|US5813644 *||Jan 16, 1996||Sep 29, 1998||Mts Northwest, Sound, Inc.||Container holder with separable support|
|US5996957 *||Apr 2, 1998||Dec 7, 1999||Kurtz; Thomas M.||Rotational beverage holder|
|Citing Patent||Filing date||Publication date||Applicant||Title|
|US6641101 *||Jun 5, 2001||Nov 4, 2003||Caddy Products, Inc.||Locking bracket and cupholder for seat frame|
|US7036784 *||Jul 26, 2002||May 2, 2006||Daimlerchrysler Ag||Apparatus for holding drink containers|
|US7131688||Aug 18, 2004||Nov 7, 2006||Steenson Daniel V||Adjustable armchair mouse tray|

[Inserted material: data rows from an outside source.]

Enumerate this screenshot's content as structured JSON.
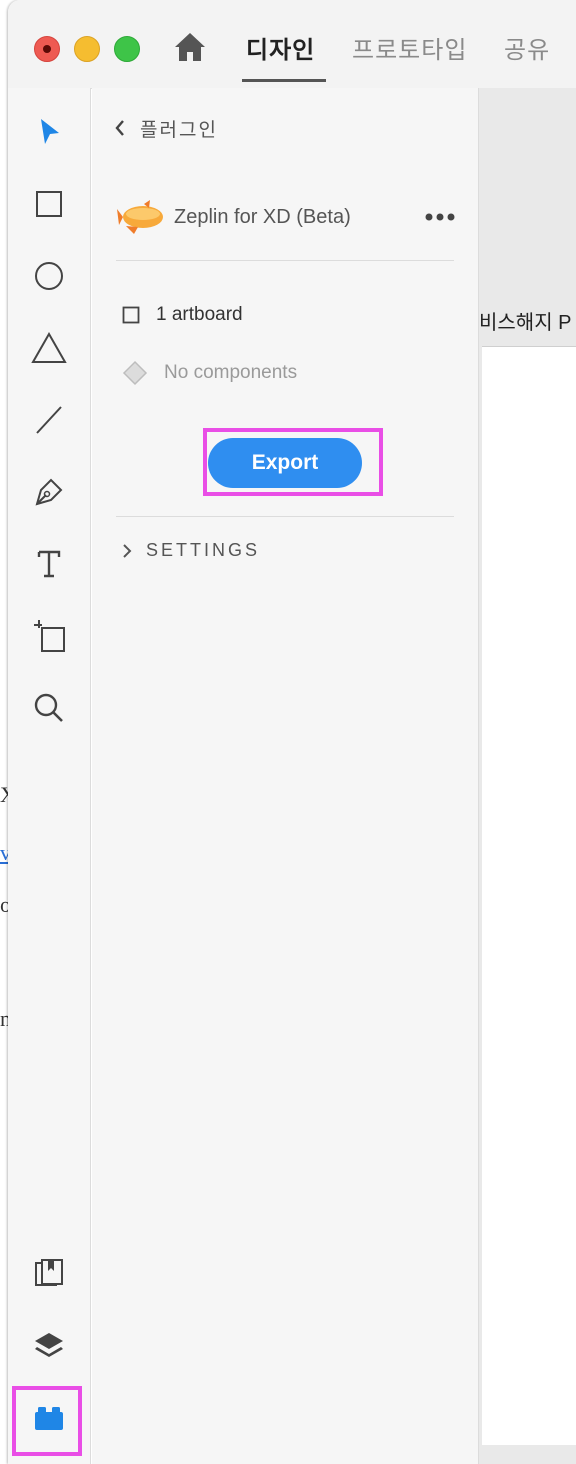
{
  "titlebar": {
    "tabs": [
      {
        "label": "디자인",
        "active": true
      },
      {
        "label": "프로토타입",
        "active": false
      },
      {
        "label": "공유",
        "active": false
      }
    ]
  },
  "toolbar": {
    "tools": [
      "select-icon",
      "rectangle-icon",
      "ellipse-icon",
      "polygon-icon",
      "line-icon",
      "pen-icon",
      "text-icon",
      "artboard-icon",
      "zoom-icon"
    ],
    "bottom_tools": [
      "assets-icon",
      "layers-icon",
      "plugins-icon"
    ],
    "active_tool": "select-icon",
    "highlight_color": "#e94ee6"
  },
  "panel": {
    "breadcrumb": "플러그인",
    "plugin": {
      "name": "Zeplin for XD (Beta)",
      "icon": "zeplin-blimp-icon"
    },
    "artboard_count": "1 artboard",
    "components": "No components",
    "export_label": "Export",
    "settings_label": "SETTINGS",
    "accent_color": "#2f8ef0"
  },
  "canvas": {
    "artboard_label": "비스해지 P"
  }
}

|US7530632||Jun 1, 2005||May 12, 2009||Steelcase Development Corporation||Seating unit with accessories|
|US7753441 *||Mar 19, 2008||Jul 13, 2010||Gray Jr Oscar||Fisherman's chair and associated method|
|US8176855||Aug 20, 2009||May 15, 2012||1 Mustard Seed, LLC||Food and beverage tray|
|US8333429||Aug 11, 2011||Dec 18, 2012||Jeff Nelson||Removable cup holder for arm of seat|
|US8347556 *||Dec 12, 2008||Jan 8, 2013||Thomas R. Stelmaszek||Multi-view stadium seating|
|US8544944||Sep 20, 2011||Oct 1, 2013||Scott Gelley||Stadium seating adjustable storage device|
|US8636319 *||Oct 13, 2010||Jan 28, 2014||Don Parker, Jr.||Cup holder support apparatus|
|US8777307||Dec 5, 2011||Jul 15, 2014||Jeff Nelson||Cup holder|
|US20040084593 *||Nov 4, 2002||May 6, 2004||Barfield Russell Raymond||Article holder|
|USRE39392 *||Nov 10, 2004||Nov 14, 2006||Caddy Products, Inc.||Locking bracket and cupholder for seat frame|
|USRE41624||Jun 26, 2006||Sep 7, 2010||Caddy Products, Inc.||Locking bracket and cupholder for seat frame|
|U.S. Classification||297/188.11, 297/188.12, 297/188.2|
|International Classification||A47G23/02, A47C7/62|
|Cooperative Classification||A47G23/0225, A47C7/62|
|European Classification||A47G23/02A2B, A47C7/62|
|May 31, 2006||REMI||Maintenance fee reminder mailed|
|Aug 2, 2006||FPAY||Fee payment|
Year of fee payment: 4
|Aug 2, 2006||SULP||Surcharge for late payment|
|Jun 21, 2010||REMI||Maintenance fee reminder mailed|
|Nov 12, 2010||LAPS||Lapse for failure to pay maintenance fees|
|Jan 4, 2011||FP||Expired due to failure to pay maintenance fee|
Effective date: 20101112